Prevention Magazine . June, 2004
How keeping just a few balls in the air can help you stay sane
I was about to give a talk on balance to a group of businesswomen in Atlanta recently. Before I started, the organizer pulled me aside and whispered an impassioned plea in my ear: “Please don’t give us that tired old myth about keeping everything in balance. No one lives in balance except the occasional hermit meditating in a cave. Just be honest and teach us how to be better jugglers.”
She was right. Like many women, I was taught to believe that if you identify and pursue the right blend of activities, you’ll be able to live a balanced life and be your best self. The result of this myth is that our busy modern lives, which are already crammed with commitments and choices, get ever more overloaded. Does every moment of the day really have to be an offering to the gods of self-improvement?
One of those ubiquitous polls examining how Americans live revealed that a mere 2 percent of us believe that our lives are in balance. So if we think they should be, we’ll probably suffer twice: once from the stress of being out of balance, and a second time from guilt and feelings of failure. Everyone else is balanced; why aren’t we?
The metaphor for coping I prefer, which was popularized by the late Yale psychologist Daniel Levinson, is juggling. In his seminal study, Levinson interviewed homemakers and career women in their 40s about their attempts to balance work and family. Most of them laughed at the worn-out myth of the superwoman who just keeps on keeping on with great brilliance and flair. By 40, most of these former superwomen irritably conceded that the best they could do was just to keep a few balls in the air.
If you’re a busy person, then you can relate. It’s absurd to think that for years you’ll be able to balance work and family life, simultaneously running the school board, rising to the top of your profession, caring for your aging parents, and baking organic bread from scratch. Perhaps, like the exhausted women in Levinson’s study, you plan to take better care of yourself in the second half of your life. Here’s an idea: Just think of what a breakthrough it would be to take care of yourself now.
It’s normal and natural for busy people to be like jugglers, trying to keep multiple balls in the air. And from time to time, we all can expect to drop a few. But what’s most important isn’t how high the balls soar; it’s staying centered so your juggling act is more fun and skillful. Then even dropped balls won’t roll out of reach.
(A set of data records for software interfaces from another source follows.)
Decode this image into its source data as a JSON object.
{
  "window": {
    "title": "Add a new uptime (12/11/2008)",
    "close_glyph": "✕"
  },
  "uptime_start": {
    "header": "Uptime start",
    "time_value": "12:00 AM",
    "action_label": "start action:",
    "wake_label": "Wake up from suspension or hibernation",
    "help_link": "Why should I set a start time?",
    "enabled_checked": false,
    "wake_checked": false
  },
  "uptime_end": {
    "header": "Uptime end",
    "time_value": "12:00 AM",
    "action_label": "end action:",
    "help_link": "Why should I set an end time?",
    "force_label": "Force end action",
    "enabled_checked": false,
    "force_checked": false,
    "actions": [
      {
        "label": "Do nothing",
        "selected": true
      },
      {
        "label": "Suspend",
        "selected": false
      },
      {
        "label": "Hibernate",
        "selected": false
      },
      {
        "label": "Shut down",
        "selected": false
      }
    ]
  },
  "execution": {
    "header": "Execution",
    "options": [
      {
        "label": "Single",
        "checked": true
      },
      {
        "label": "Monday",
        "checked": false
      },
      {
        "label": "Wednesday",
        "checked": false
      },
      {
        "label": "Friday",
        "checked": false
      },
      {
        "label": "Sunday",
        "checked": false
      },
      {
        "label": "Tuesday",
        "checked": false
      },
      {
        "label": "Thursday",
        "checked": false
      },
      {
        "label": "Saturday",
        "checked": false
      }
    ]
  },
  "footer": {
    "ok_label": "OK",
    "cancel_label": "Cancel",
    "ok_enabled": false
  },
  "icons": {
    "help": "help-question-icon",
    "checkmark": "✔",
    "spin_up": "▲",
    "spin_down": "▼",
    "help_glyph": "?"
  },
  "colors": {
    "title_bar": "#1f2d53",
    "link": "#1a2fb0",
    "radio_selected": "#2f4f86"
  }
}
Shifting your focus from balancing to centering means that you quit trying to micromanage your life and start managing yourself instead. Here’s an example: I give about 50 lectures and seminars every year. Naturally, these programs require preparation. But if I obsess about refining the subject matter to the nth degree, the presentations get dull and lose their spontaneity. So over the years, I’ve learned to focus on preparing the speaker instead of the speech. That doesn’t excuse me from doing my homework, but it does put a different spin on things.
Before a presentation, you won’t find me reviewing my notes. I might be laughing and schmoozing with participants, doing some yoga stretches, or enjoying a few minutes of meditation. When I’m centered in my best self, creativity naturally flows, and my presentation is much improved. Ditching the concept of balance altogether and replacing it with centering was an enormous shift for me.
Is my life balanced? Rarely. Am I centered? Generally. Does that help keep me happy and productive even when I drop a ball? You bet it does.
Here’s the mindset that good jugglers eventually internalize: You toss the ball. You keep your eye on the ball. You catch the ball or you drop the ball. But one thing’s for certain. You’re not the ball, and your happiness isn’t dependent on how it flies through the air. Happiness is inside you. It’s your center and your birthright. If you make centering your first priority, then the rest of your busy life will move forward with much more grace and ease.
Tips for Being a Better Juggler
- Do what’s counterintuitive. When you feel overwhelmed by the worry and pressure of having too much to do, drop all your balls. Take 20 minutes and center yourself with a walk, a jog, a meditation session, or some breathing or stretching exercises. When you go back to juggling, it will flow much more organically, and you’ll most likely save time.
- Learn to juggle—literally. It really helps to shortcut your worried mind, gets you back into your body, and helps you find your focus. I’m just a beginner, but I can testify that juggling is fun and relatively easy. You can order instructional videos or DVDs from several Web sites, including www.seriousjuggling.com. And although these sites offer the expert an enormous variety of props (such as flaming torches), most of us can make do very nicely with a few pairs of rolled-up socks.
- Do nothing. Find at least 20 minutes each day to do absolutely nothing, and schedule it on your calendar. Whether you call it loafing or just being, allow yourself a rest from constant doing, and you’ll return to your life refreshed and better able to juggle your activities.
- Just say no. Decline any nonessential request that requires your time. Saying yes to lunch can be a half-day proposition. If you have trouble saying no, try responding with maybe. Tell your colleague that you’ll get back to her later. This will give you some breathing space to firm up your boundaries.